The dancers at Alvin Ailey American Dance Theater aren’t very happy, and they feel like they’re being taken advantage of.
On Friday (May 25), right in front of the dance theater, 32 dancers held a protest and demanded better wages. They also claimed they’re getting paid 35 percent less than other major dance companies around the U.S. but perform much more.
The group’s contract expires on May 31, and they’ve been negotiating since December of 2017.
“The Ailey company is the fourth largest dance company in the United States, in terms of budget, yet the artists’ salaries and benefits don’t reflect it,” reads a petition.“These artists put on more performances than any other major dance company in the United States — 175 to 200 per year — with only one-third to one-half the number of dancers at other companies, and yet they earn far less than their peers.”
We know that #ArtistsofAiley deserve a fair contract that pays a fair wage!
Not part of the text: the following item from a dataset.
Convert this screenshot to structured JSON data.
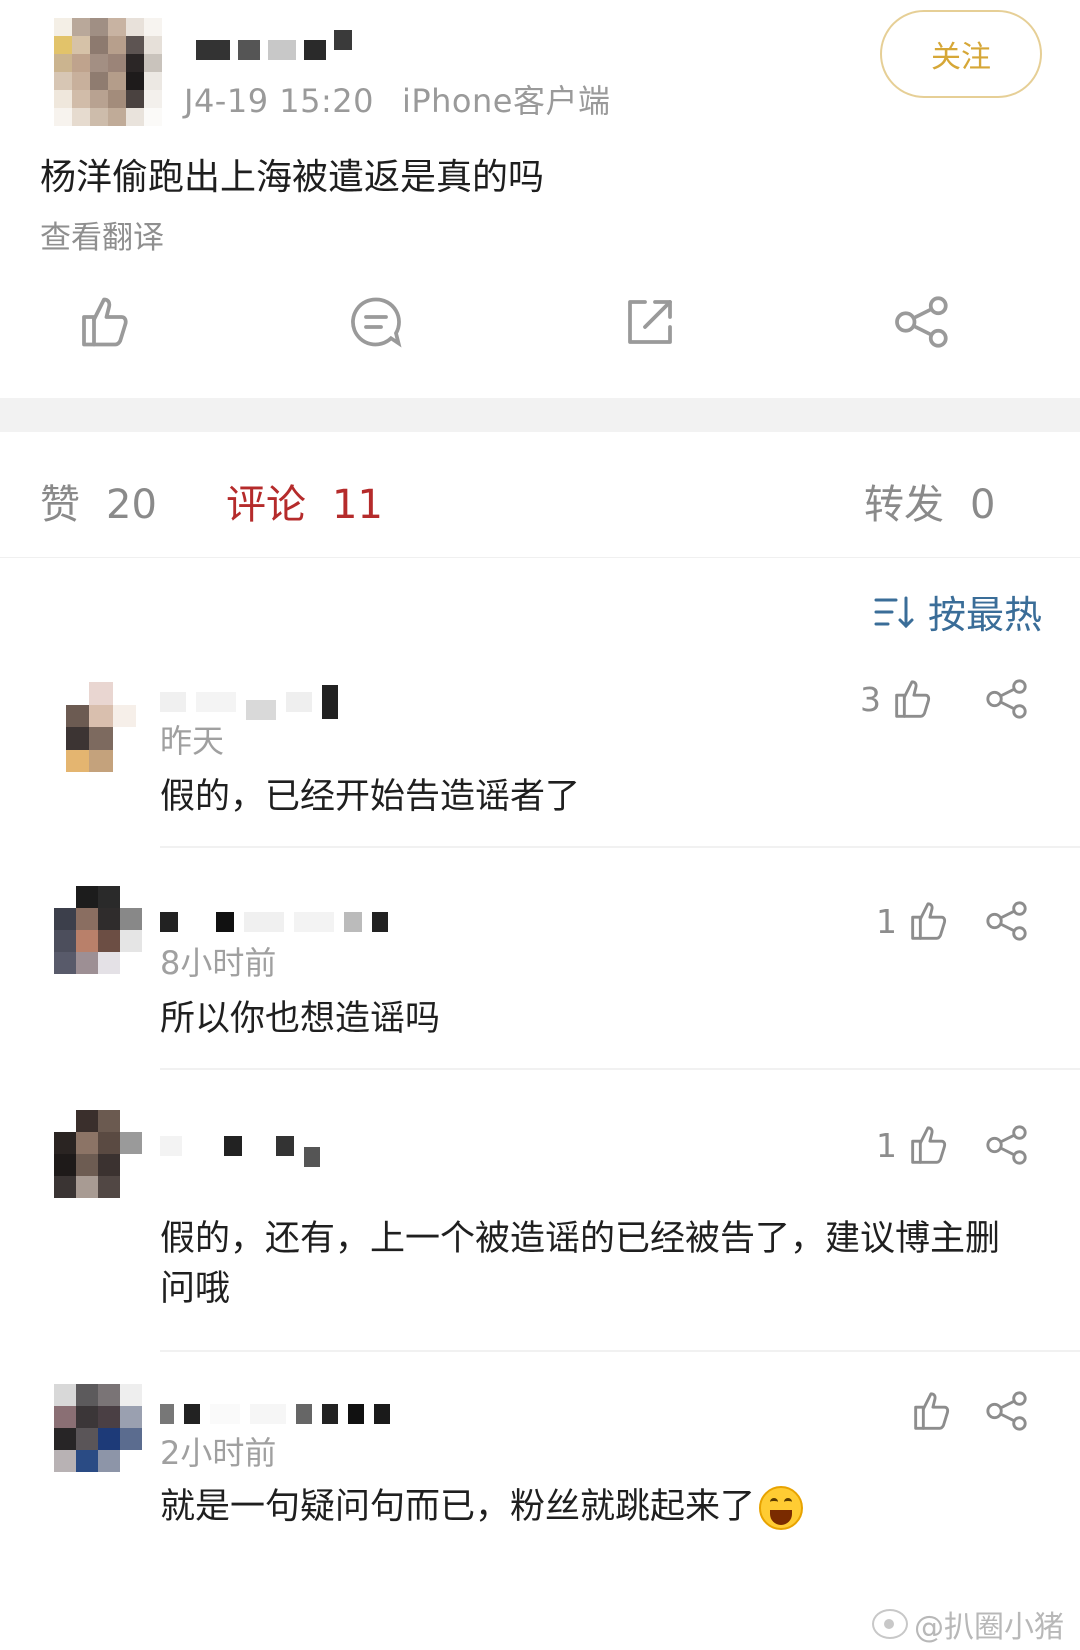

Alvin Ailey is nothing without its dancers! #ReachingForTheStandard #AGMA #NYC1u @AGMusicalArtist @agma @NYPNU @ActorsEquity @IATSE @CentralLaborNYC @bradhoylman @Local_802_AFM pic.twitter.com/9UVYwXzZcI
— Linda B. Rosenthal (@LindaBRosenthal) May 24, 2018
In February, to protest, the dancers boycotted the annual Alvin Ailey gala at the John F. Kennedy Center, where they usually perform and take part in a benefit dinner.
In an interview with the Washington Post around that time, The gala’s co-chair Debra L. Lee chose not to talk about the actual boycott but said the dancers not being there didn’t ruin the event.
But Alvin Ailey’s Artistic Director Robert Battle spoke about it and said he understood why emotions behind negotiations are so high. He also expressed his admiration for the dancers and what they’re able to accomplish on stage.
“So many things are emotional, and I think we’re in a very emotional and tense time in the country, and so this is a natural part of a process,” he said. “We will get through it, because there’s a reason that the Alvin Ailey dance company has withstood the test of time. We’re a big family, and sometimes we just need to talk.”
“That’s where I am right now,” added Battle. “Because what [the dancers] give on that stage is incredible, and what they give to people is incredible, and we have to respect that. We family. We can fight behind the scenes and figure things out, but what those dancers give on the stage is what I hired them to do.”
Next up, is the annual Spirit Gala at Lincoln Center on June 14, and there’s no word yet if the dancers will take part in it or not.
Meanwhile, reps for the dance theater said they’ll work hard at resolving all of this, so all parties are content.
“We remain committed to reaching an agreement that is both fair and sustainable,” they stated.